=== RECORDS SHOWN ===

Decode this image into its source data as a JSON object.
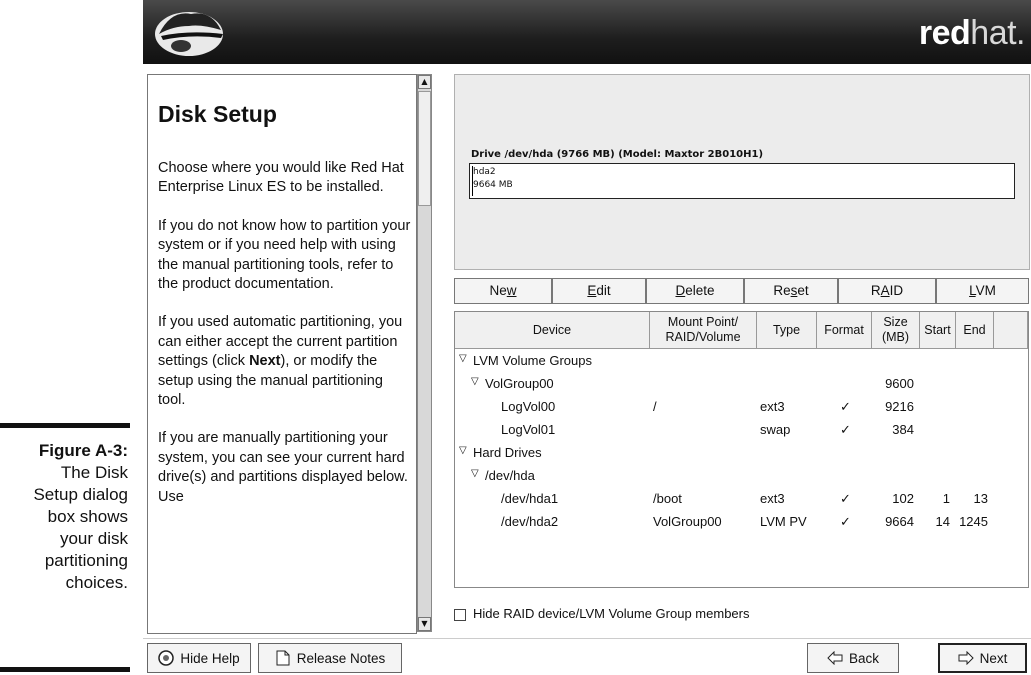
{
  "caption": {
    "figure_label": "Figure A-3:",
    "lines": [
      "The Disk",
      "Setup dialog",
      "box shows",
      "your disk",
      "partitioning",
      "choices."
    ]
  },
  "banner": {
    "brand_bold": "red",
    "brand_light": "hat."
  },
  "help": {
    "title": "Disk Setup",
    "paragraphs": [
      "Choose where you would like Red Hat Enterprise Linux ES to be installed.",
      "If you do not know how to partition your system or if you need help with using the manual partitioning tools, refer to the product documentation.",
      "If you used automatic partitioning, you can either accept the current partition settings (click Next), or modify the setup using the manual partitioning tool.",
      "If you are manually partitioning your system, you can see your current hard drive(s) and partitions displayed below. Use"
    ]
  },
  "drive": {
    "label": "Drive /dev/hda (9766 MB) (Model: Maxtor 2B010H1)",
    "partition_name": "hda2",
    "partition_size": "9664 MB"
  },
  "toolbar": {
    "new": "New",
    "edit": "Edit",
    "delete": "Delete",
    "reset": "Reset",
    "raid": "RAID",
    "lvm": "LVM"
  },
  "table": {
    "headers": {
      "device": "Device",
      "mount": "Mount Point/ RAID/Volume",
      "type": "Type",
      "format": "Format",
      "size": "Size (MB)",
      "start": "Start",
      "end": "End"
    },
    "rows": [
      {
        "device": "LVM Volume Groups",
        "mount": "",
        "type": "",
        "format": "",
        "size": "",
        "start": "",
        "end": ""
      },
      {
        "device": "VolGroup00",
        "mount": "",
        "type": "",
        "format": "",
        "size": "9600",
        "start": "",
        "end": ""
      },
      {
        "device": "LogVol00",
        "mount": "/",
        "type": "ext3",
        "format": "✓",
        "size": "9216",
        "start": "",
        "end": ""
      },
      {
        "device": "LogVol01",
        "mount": "",
        "type": "swap",
        "format": "✓",
        "size": "384",
        "start": "",
        "end": ""
      },
      {
        "device": "Hard Drives",
        "mount": "",
        "type": "",
        "format": "",
        "size": "",
        "start": "",
        "end": ""
      },
      {
        "device": "/dev/hda",
        "mount": "",
        "type": "",
        "format": "",
        "size": "",
        "start": "",
        "end": ""
      },
      {
        "device": "/dev/hda1",
        "mount": "/boot",
        "type": "ext3",
        "format": "✓",
        "size": "102",
        "start": "1",
        "end": "13"
      },
      {
        "device": "/dev/hda2",
        "mount": "VolGroup00",
        "type": "LVM PV",
        "format": "✓",
        "size": "9664",
        "start": "14",
        "end": "1245"
      }
    ]
  },
  "hide_members_label": "Hide RAID device/LVM Volume Group members",
  "bottom": {
    "hide_help": "Hide Help",
    "release_notes": "Release Notes",
    "back": "Back",
    "next": "Next"
  }
}
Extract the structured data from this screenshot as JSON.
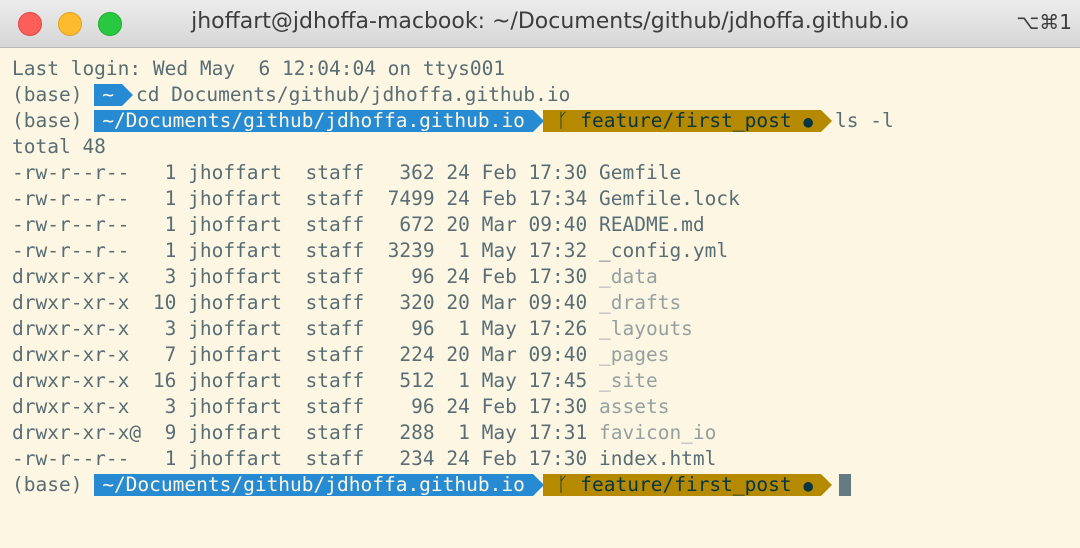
{
  "window": {
    "title": "jhoffart@jdhoffa-macbook: ~/Documents/github/jdhoffa.github.io",
    "shortcut": "⌥⌘1"
  },
  "terminal": {
    "last_login": "Last login: Wed May  6 12:04:04 on ttys001",
    "prompt_env": "(base)",
    "prompt1_dir": "~",
    "prompt1_cmd": "cd Documents/github/jdhoffa.github.io",
    "prompt2_dir": "~/Documents/github/jdhoffa.github.io",
    "branch_icon": "ᚴ",
    "branch": "feature/first_post",
    "branch_status": "●",
    "prompt2_cmd": "ls -l",
    "total": "total 48",
    "listing": [
      {
        "meta": "-rw-r--r--   1 jhoffart  staff   362 24 Feb 17:30 ",
        "name": "Gemfile",
        "type": "file"
      },
      {
        "meta": "-rw-r--r--   1 jhoffart  staff  7499 24 Feb 17:34 ",
        "name": "Gemfile.lock",
        "type": "file"
      },
      {
        "meta": "-rw-r--r--   1 jhoffart  staff   672 20 Mar 09:40 ",
        "name": "README.md",
        "type": "file"
      },
      {
        "meta": "-rw-r--r--   1 jhoffart  staff  3239  1 May 17:32 ",
        "name": "_config.yml",
        "type": "file"
      },
      {
        "meta": "drwxr-xr-x   3 jhoffart  staff    96 24 Feb 17:30 ",
        "name": "_data",
        "type": "dir"
      },
      {
        "meta": "drwxr-xr-x  10 jhoffart  staff   320 20 Mar 09:40 ",
        "name": "_drafts",
        "type": "dir"
      },
      {
        "meta": "drwxr-xr-x   3 jhoffart  staff    96  1 May 17:26 ",
        "name": "_layouts",
        "type": "dir"
      },
      {
        "meta": "drwxr-xr-x   7 jhoffart  staff   224 20 Mar 09:40 ",
        "name": "_pages",
        "type": "dir"
      },
      {
        "meta": "drwxr-xr-x  16 jhoffart  staff   512  1 May 17:45 ",
        "name": "_site",
        "type": "dir"
      },
      {
        "meta": "drwxr-xr-x   3 jhoffart  staff    96 24 Feb 17:30 ",
        "name": "assets",
        "type": "dir"
      },
      {
        "meta": "drwxr-xr-x@  9 jhoffart  staff   288  1 May 17:31 ",
        "name": "favicon_io",
        "type": "dir"
      },
      {
        "meta": "-rw-r--r--   1 jhoffart  staff   234 24 Feb 17:30 ",
        "name": "index.html",
        "type": "file"
      }
    ]
  },
  "colors": {
    "background": "#fdf6e3",
    "prompt_dir": "#268bd2",
    "prompt_branch": "#b58900",
    "text": "#586e75",
    "directory": "#93a1a1"
  }
}
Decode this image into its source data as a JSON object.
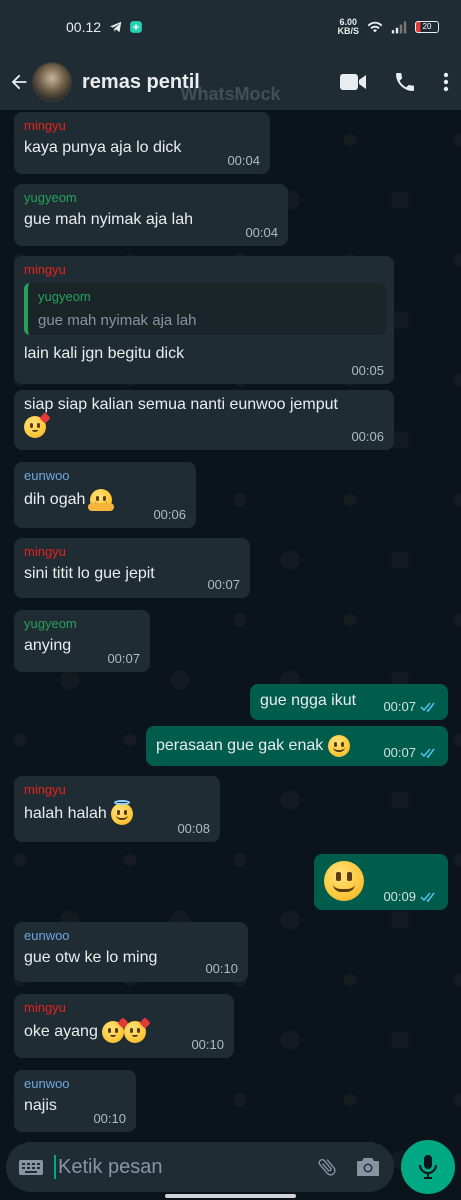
{
  "status_bar": {
    "time": "00.12",
    "net_speed_value": "6.00",
    "net_speed_unit": "KB/S",
    "battery": "20"
  },
  "header": {
    "title": "remas pentil",
    "watermark": "WhatsMock"
  },
  "colors": {
    "mingyu": "#e5221c",
    "yugyeom": "#25a15a",
    "eunwoo": "#6ea7e0",
    "accent": "#00a884",
    "outgoing": "#005c4b",
    "incoming": "#202c33"
  },
  "messages": [
    {
      "dir": "in",
      "sender": "mingyu",
      "text": "kaya punya aja lo dick",
      "time": "00:04"
    },
    {
      "dir": "in",
      "sender": "yugyeom",
      "text": "gue mah nyimak aja lah",
      "time": "00:04"
    },
    {
      "dir": "in",
      "sender": "mingyu",
      "quote_sender": "yugyeom",
      "quote_text": "gue mah nyimak aja lah",
      "text": "lain kali jgn begitu dick",
      "time": "00:05"
    },
    {
      "dir": "in",
      "sender": "",
      "text": "siap siap kalian semua nanti eunwoo jemput",
      "emoji": "kiss-icon",
      "time": "00:06"
    },
    {
      "dir": "in",
      "sender": "eunwoo",
      "text": "dih ogah",
      "emoji": "hug-icon",
      "time": "00:06"
    },
    {
      "dir": "in",
      "sender": "mingyu",
      "text": "sini titit lo gue jepit",
      "time": "00:07"
    },
    {
      "dir": "in",
      "sender": "yugyeom",
      "text": "anying",
      "time": "00:07"
    },
    {
      "dir": "out",
      "text": "gue ngga ikut",
      "time": "00:07"
    },
    {
      "dir": "out",
      "text": "perasaan gue gak enak",
      "emoji": "grin-icon",
      "time": "00:07"
    },
    {
      "dir": "in",
      "sender": "mingyu",
      "text": "halah halah",
      "emoji": "halo-icon",
      "time": "00:08"
    },
    {
      "dir": "out",
      "text": "",
      "emoji": "big-grin-icon",
      "time": "00:09"
    },
    {
      "dir": "in",
      "sender": "eunwoo",
      "text": "gue otw ke lo ming",
      "time": "00:10"
    },
    {
      "dir": "in",
      "sender": "mingyu",
      "text": "oke ayang",
      "emoji": "kiss-icon x2",
      "time": "00:10"
    },
    {
      "dir": "in",
      "sender": "eunwoo",
      "text": "najis",
      "time": "00:10"
    }
  ],
  "input": {
    "placeholder": "Ketik pesan"
  }
}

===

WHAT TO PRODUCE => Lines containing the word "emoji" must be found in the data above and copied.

SOLUTION =>
      "emoji": "kiss-icon",
      "emoji": "hug-icon",
      "emoji": "grin-icon",
      "emoji": "halo-icon",
      "emoji": "big-grin-icon",
      "emoji": "kiss-icon x2",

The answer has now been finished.